:: TASK INPUT ::
=======

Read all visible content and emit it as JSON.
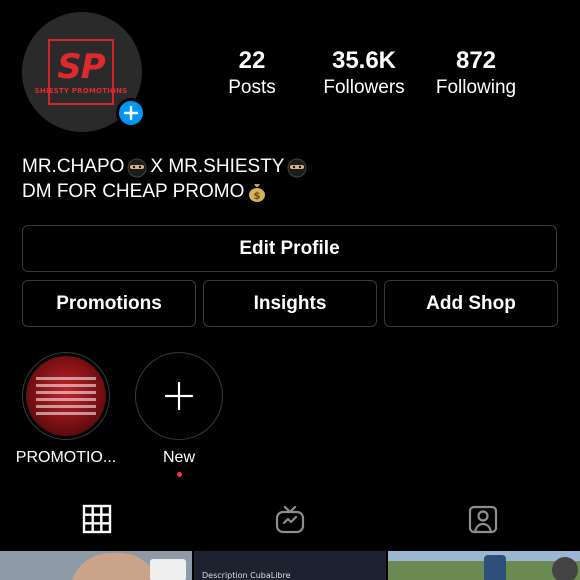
{
  "profile": {
    "avatar_logo_text": "SP",
    "avatar_logo_subtext": "SHIESTY PROMOTIONS",
    "accent_red": "#e0282f",
    "badge_color": "#0095f6"
  },
  "stats": {
    "posts": {
      "value": "22",
      "label": "Posts"
    },
    "followers": {
      "value": "35.6K",
      "label": "Followers"
    },
    "following": {
      "value": "872",
      "label": "Following"
    }
  },
  "bio": {
    "line1_part1": "MR.CHAPO",
    "line1_part2": " X MR.SHIESTY",
    "line2": "DM FOR CHEAP PROMO",
    "line1_emoji": "ninja-emoji",
    "line2_emoji": "money-bag-emoji"
  },
  "buttons": {
    "edit_profile": "Edit Profile",
    "promotions": "Promotions",
    "insights": "Insights",
    "add_shop": "Add Shop"
  },
  "highlights": [
    {
      "label": "PROMOTIO..."
    },
    {
      "label": "New"
    }
  ],
  "tabs": [
    "grid-icon",
    "igtv-icon",
    "tagged-icon"
  ],
  "thumbnails": {
    "thumb2_text": "Description   CubaLibre"
  }
}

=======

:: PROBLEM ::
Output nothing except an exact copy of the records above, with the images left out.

:: SOLUTION TO THIS PROBLEM ::
Read all visible content and emit it as JSON.
{
  "profile": {
    "avatar_logo_text": "SP",
    "avatar_logo_subtext": "SHIESTY PROMOTIONS",
    "accent_red": "#e0282f",
    "badge_color": "#0095f6"
  },
  "stats": {
    "posts": {
      "value": "22",
      "label": "Posts"
    },
    "followers": {
      "value": "35.6K",
      "label": "Followers"
    },
    "following": {
      "value": "872",
      "label": "Following"
    }
  },
  "bio": {
    "line1_part1": "MR.CHAPO",
    "line1_part2": " X MR.SHIESTY",
    "line2": "DM FOR CHEAP PROMO",
    "line1_emoji": "ninja-emoji",
    "line2_emoji": "money-bag-emoji"
  },
  "buttons": {
    "edit_profile": "Edit Profile",
    "promotions": "Promotions",
    "insights": "Insights",
    "add_shop": "Add Shop"
  },
  "highlights": [
    {
      "label": "PROMOTIO..."
    },
    {
      "label": "New"
    }
  ],
  "tabs": [
    "grid-icon",
    "igtv-icon",
    "tagged-icon"
  ],
  "thumbnails": {
    "thumb2_text": "Description   CubaLibre"
  }
}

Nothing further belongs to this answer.